At any given time, approximately 123,000 people are on the waiting list to receive an organ in America alone. The wait usually takes several years, partly due to the fact that up to 50% of people who receive organ transplants eventually reject the donated organ and require a second transplant.

This high rejection rate is largely due to the side effects of the powerful medications transplant recipients must take for life, drugs that perform a life-sustaining function but come with a life-threatening risk. A transplant doesn’t last forever. The powerful but toxic immunosuppressive drugs cause certain cancers, hypertension and serious infections. Over time, the immune system can still react against the organ causing it to fail.

TRACT Therapeutics hopes to change the therapeutic approach in transplant medicine by reducing or eliminating the need for immunosuppressive drug therapy with a new approach that could significantly increase the long-term efficacy of the donated organ while dramatically improving the lives of transplant recipients.

The Story Behind TRACT Therapeutics, Inc.

Dr. Joseph Leventhal’s quest began in medical school, where he learned that transplanted organs don’t last forever. For more than 25 years, Dr. Leventhal pursued what he calls “the holy grail” of the organ transplant medicine: a way to influence the body to accept a foreign organ while sparing the recipient years of serious and potentially fatal side effects associated with required anti-rejection drugs. Today, the patient fortunate enough to receive a donated organ will likely require at least one replacement organ in the future.

During his tenure as Director of Kidney and Pancreas Transplant Programs at Northwestern University Feinberg School of Medicine, Dr. Leventhal conducted groundbreaking research on alternative therapies that could reduce or eliminate the need for lifelong immunosuppressive drug therapy following organ transplantation. Through extensive research, Dr. Leventhal and his colleagues discovered a particular subpopulation of T regulatory cells (known as Tregs) that would suppress immune responses.

A method was developed for isolating and expanding a patient’s own T regulatory immune cells in the laboratory. After a transplant procedure, a patient would be infused with their own immune cells, theoretically, giving their bodies the ability to self-regulate their immune systems after transplant, thereby, drastically reducing or potentially eliminating the need for sub-optimal and expensive immunosuppressive drugs.

Building on the possibilities of Dr. Leventhal’s research, TRACT Therapeutics, Inc. was created to formalize a regulatory pathway and clinical plan, build the infrastructure of an operating company, develop a commercialization plan and deliver this breakthrough therapy to patients. All members of the TRACT Therapeutics team are dedicated to the scientific, medical and commercial success of Dr. Leventhal’s vision to create immune tolerance.
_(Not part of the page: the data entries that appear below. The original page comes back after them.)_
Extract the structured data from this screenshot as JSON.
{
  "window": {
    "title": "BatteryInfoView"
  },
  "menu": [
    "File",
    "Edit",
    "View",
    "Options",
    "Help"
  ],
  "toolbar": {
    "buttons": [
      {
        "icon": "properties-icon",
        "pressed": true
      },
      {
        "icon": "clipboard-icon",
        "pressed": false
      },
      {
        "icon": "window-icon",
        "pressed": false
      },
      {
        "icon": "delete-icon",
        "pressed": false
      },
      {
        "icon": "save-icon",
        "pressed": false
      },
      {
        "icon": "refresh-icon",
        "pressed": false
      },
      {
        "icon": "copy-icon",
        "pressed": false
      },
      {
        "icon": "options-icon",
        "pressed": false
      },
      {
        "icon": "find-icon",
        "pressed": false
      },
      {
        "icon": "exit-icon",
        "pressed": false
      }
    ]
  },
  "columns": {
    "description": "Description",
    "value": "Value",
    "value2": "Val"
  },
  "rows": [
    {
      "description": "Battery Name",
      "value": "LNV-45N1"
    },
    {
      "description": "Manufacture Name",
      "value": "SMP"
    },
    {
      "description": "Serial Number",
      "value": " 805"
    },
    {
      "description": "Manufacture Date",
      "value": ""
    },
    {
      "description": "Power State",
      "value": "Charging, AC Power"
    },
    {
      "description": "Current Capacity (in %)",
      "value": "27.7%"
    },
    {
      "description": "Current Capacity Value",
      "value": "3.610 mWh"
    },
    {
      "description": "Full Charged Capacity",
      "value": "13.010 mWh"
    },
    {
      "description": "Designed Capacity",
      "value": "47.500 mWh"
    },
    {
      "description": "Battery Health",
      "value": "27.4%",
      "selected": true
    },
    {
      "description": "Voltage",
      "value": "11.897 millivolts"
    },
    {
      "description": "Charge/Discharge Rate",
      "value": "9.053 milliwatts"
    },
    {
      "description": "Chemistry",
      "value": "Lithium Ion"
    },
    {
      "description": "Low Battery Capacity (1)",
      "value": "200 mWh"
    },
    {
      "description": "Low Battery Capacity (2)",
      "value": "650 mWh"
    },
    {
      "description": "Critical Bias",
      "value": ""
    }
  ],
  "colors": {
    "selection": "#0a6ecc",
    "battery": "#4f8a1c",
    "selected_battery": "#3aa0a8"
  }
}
Beyond organ transplantation, TRACT’s T regulatory cell therapy could also be utilized in the treatment of several autoimmune diseases, such as rheumatoid arthritis, multiple sclerosis and inflammatory bowel disease which affects 20% of the general population, or about 50 million Americans.